• _Data items_:
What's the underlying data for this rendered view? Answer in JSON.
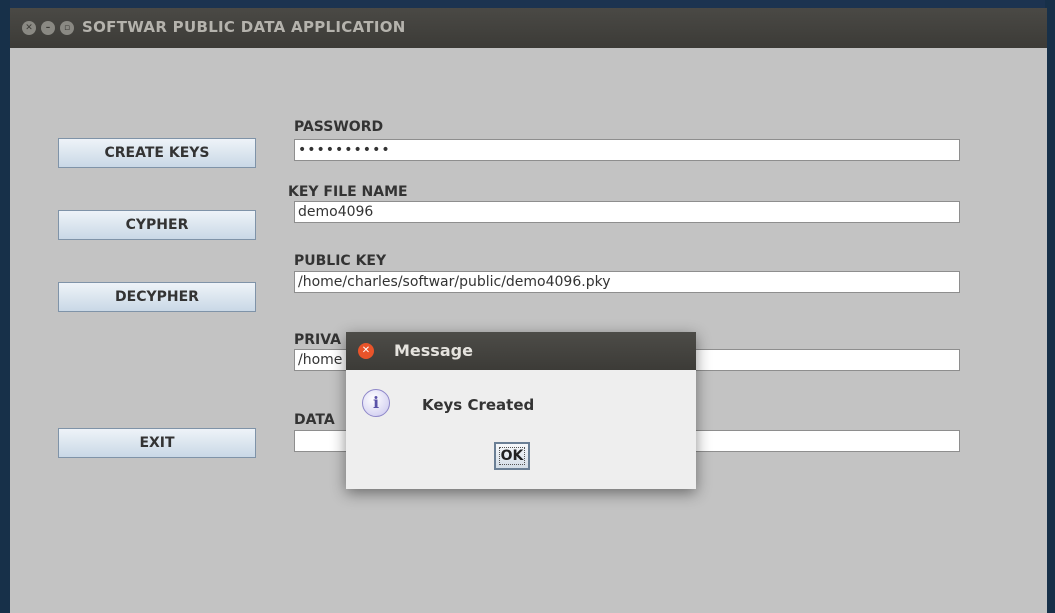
{
  "window": {
    "title": "SOFTWAR PUBLIC DATA APPLICATION"
  },
  "buttons": {
    "create_keys": "CREATE KEYS",
    "cypher": "CYPHER",
    "decypher": "DECYPHER",
    "exit": "EXIT"
  },
  "fields": {
    "password_label": "PASSWORD",
    "password_value": "••••••••••",
    "key_file_label": "KEY FILE NAME",
    "key_file_value": "demo4096",
    "public_key_label": "PUBLIC KEY",
    "public_key_value": "/home/charles/softwar/public/demo4096.pky",
    "private_key_label": "PRIVA",
    "private_key_value": "/home",
    "data_label": "DATA",
    "data_value": ""
  },
  "dialog": {
    "title": "Message",
    "message": "Keys Created",
    "ok_label": "OK"
  },
  "icons": {
    "close": "close-icon",
    "minimize": "minimize-icon",
    "maximize": "maximize-icon",
    "info": "info-icon"
  }
}
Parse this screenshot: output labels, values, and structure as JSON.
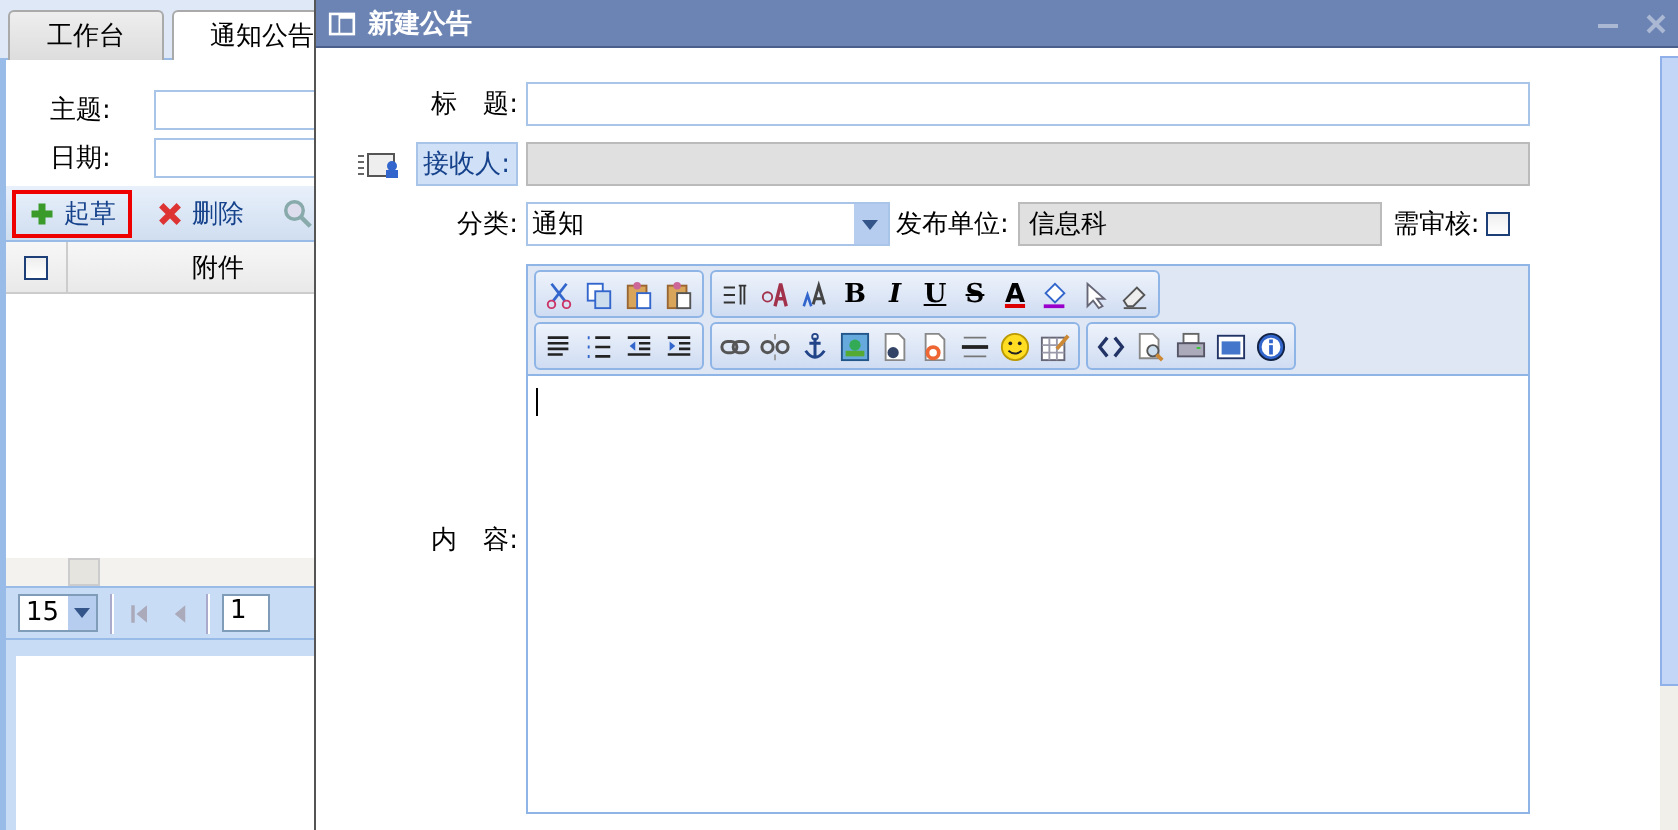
{
  "left_panel": {
    "tabs": [
      {
        "label": "工作台",
        "selected": false
      },
      {
        "label": "通知公告",
        "selected": true
      }
    ],
    "filters": [
      {
        "label": "主题:"
      },
      {
        "label": "日期:"
      }
    ],
    "toolbar": [
      {
        "kind": "add",
        "label": "起草",
        "highlighted": true
      },
      {
        "kind": "delete",
        "label": "删除",
        "highlighted": false
      },
      {
        "kind": "search"
      }
    ],
    "grid": {
      "select_all_checked": false,
      "columns": [
        "附件"
      ]
    },
    "pager": {
      "page_size": "15",
      "page": "1"
    }
  },
  "dialog": {
    "title": "新建公告",
    "title_field": {
      "label": "标　题:"
    },
    "recipient": {
      "label": "接收人:"
    },
    "category": {
      "label": "分类:",
      "value": "通知"
    },
    "publisher": {
      "label": "发布单位:",
      "value": "信息科"
    },
    "review": {
      "label": "需审核:",
      "checked": false
    },
    "content": {
      "label": "内　容:"
    },
    "editor_toolbar": [
      [
        [
          {
            "kind": "cut"
          },
          {
            "kind": "copy"
          },
          {
            "kind": "paste"
          },
          {
            "kind": "paste-text"
          }
        ],
        [
          {
            "kind": "paragraph"
          },
          {
            "kind": "font"
          },
          {
            "kind": "font-size"
          },
          {
            "kind": "bold",
            "label": "B"
          },
          {
            "kind": "italic",
            "label": "I"
          },
          {
            "kind": "underline",
            "label": "U"
          },
          {
            "kind": "strike",
            "label": "S"
          },
          {
            "kind": "text-color",
            "label": "A"
          },
          {
            "kind": "fill-color"
          },
          {
            "kind": "pointer"
          },
          {
            "kind": "eraser"
          }
        ]
      ],
      [
        [
          {
            "kind": "align"
          },
          {
            "kind": "list"
          },
          {
            "kind": "outdent"
          },
          {
            "kind": "indent"
          }
        ],
        [
          {
            "kind": "link"
          },
          {
            "kind": "unlink"
          },
          {
            "kind": "anchor"
          },
          {
            "kind": "image"
          },
          {
            "kind": "flash"
          },
          {
            "kind": "media"
          },
          {
            "kind": "rule"
          },
          {
            "kind": "smiley"
          },
          {
            "kind": "table"
          }
        ],
        [
          {
            "kind": "source"
          },
          {
            "kind": "preview"
          },
          {
            "kind": "print"
          },
          {
            "kind": "window"
          },
          {
            "kind": "info"
          }
        ]
      ]
    ]
  }
}
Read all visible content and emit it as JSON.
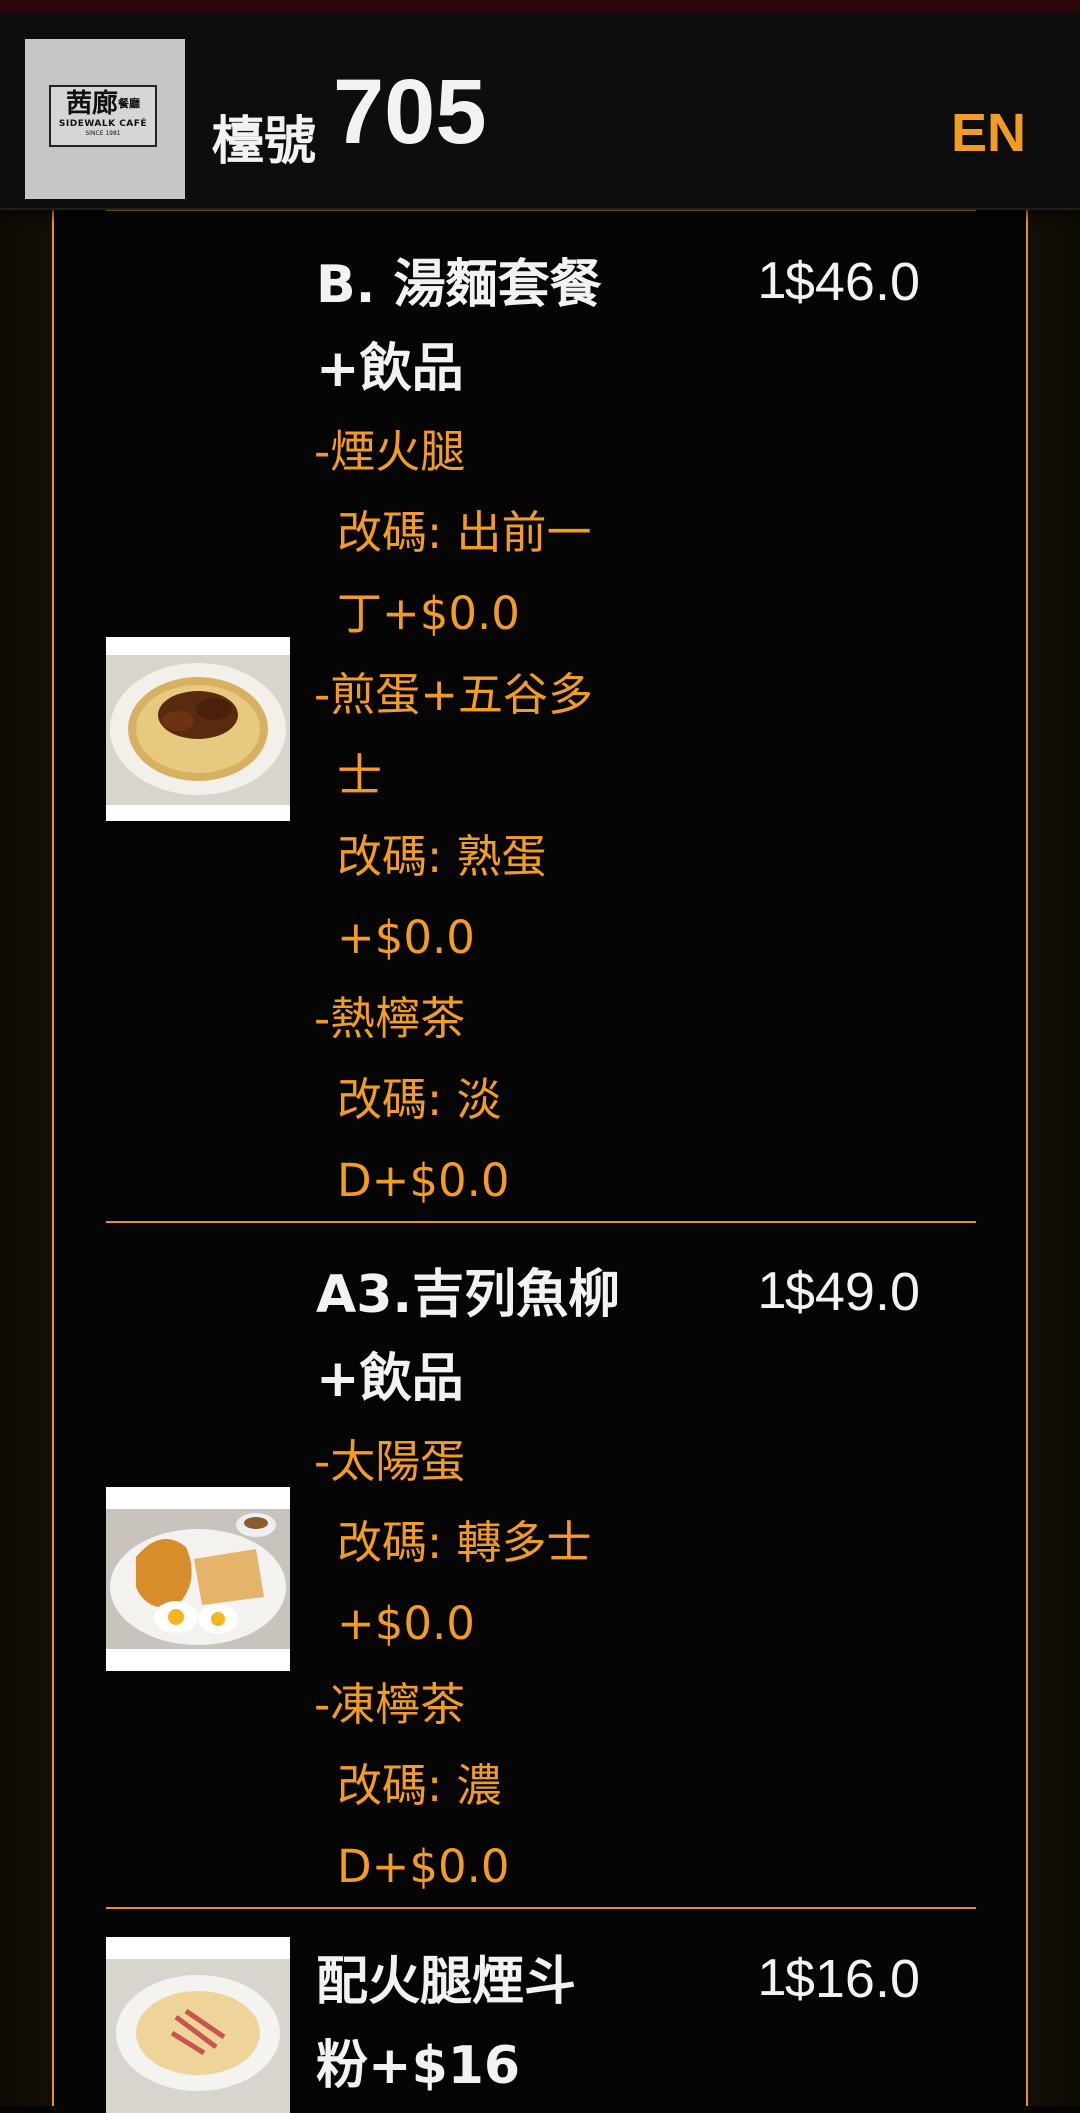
{
  "header": {
    "logo_cn": "茜廊",
    "logo_cn_small": "餐廳",
    "logo_en": "SIDEWALK CAFÉ",
    "logo_since": "SINCE 1981",
    "table_label": "檯號",
    "table_number": "705",
    "lang_button": "EN"
  },
  "items": [
    {
      "name_line1": "B. 湯麵套餐",
      "name_line2": "+飲品",
      "qty": "1",
      "price": "$46.0",
      "options": [
        {
          "text": "-煙火腿",
          "indent": false
        },
        {
          "text": "改碼: 出前一",
          "indent": true
        },
        {
          "text": "丁+$0.0",
          "indent": true
        },
        {
          "text": "-煎蛋+五谷多",
          "indent": false
        },
        {
          "text": "士",
          "indent": true
        },
        {
          "text": "改碼: 熟蛋",
          "indent": true
        },
        {
          "text": "+$0.0",
          "indent": true
        },
        {
          "text": "-熱檸茶",
          "indent": false
        },
        {
          "text": "改碼: 淡",
          "indent": true
        },
        {
          "text": "D+$0.0",
          "indent": true
        }
      ]
    },
    {
      "name_line1": "A3.吉列魚柳",
      "name_line2": "+飲品",
      "qty": "1",
      "price": "$49.0",
      "options": [
        {
          "text": "-太陽蛋",
          "indent": false
        },
        {
          "text": "改碼: 轉多士",
          "indent": true
        },
        {
          "text": "+$0.0",
          "indent": true
        },
        {
          "text": "-凍檸茶",
          "indent": false
        },
        {
          "text": "改碼: 濃",
          "indent": true
        },
        {
          "text": "D+$0.0",
          "indent": true
        }
      ]
    },
    {
      "name_line1": "配火腿煙斗",
      "name_line2": "粉+$16",
      "qty": "1",
      "price": "$16.0",
      "options": []
    }
  ]
}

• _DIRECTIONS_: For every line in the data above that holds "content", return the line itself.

• _RESPONSE TO THIS TASK_:
    "content": {
Read all visible content and emit it as JSON.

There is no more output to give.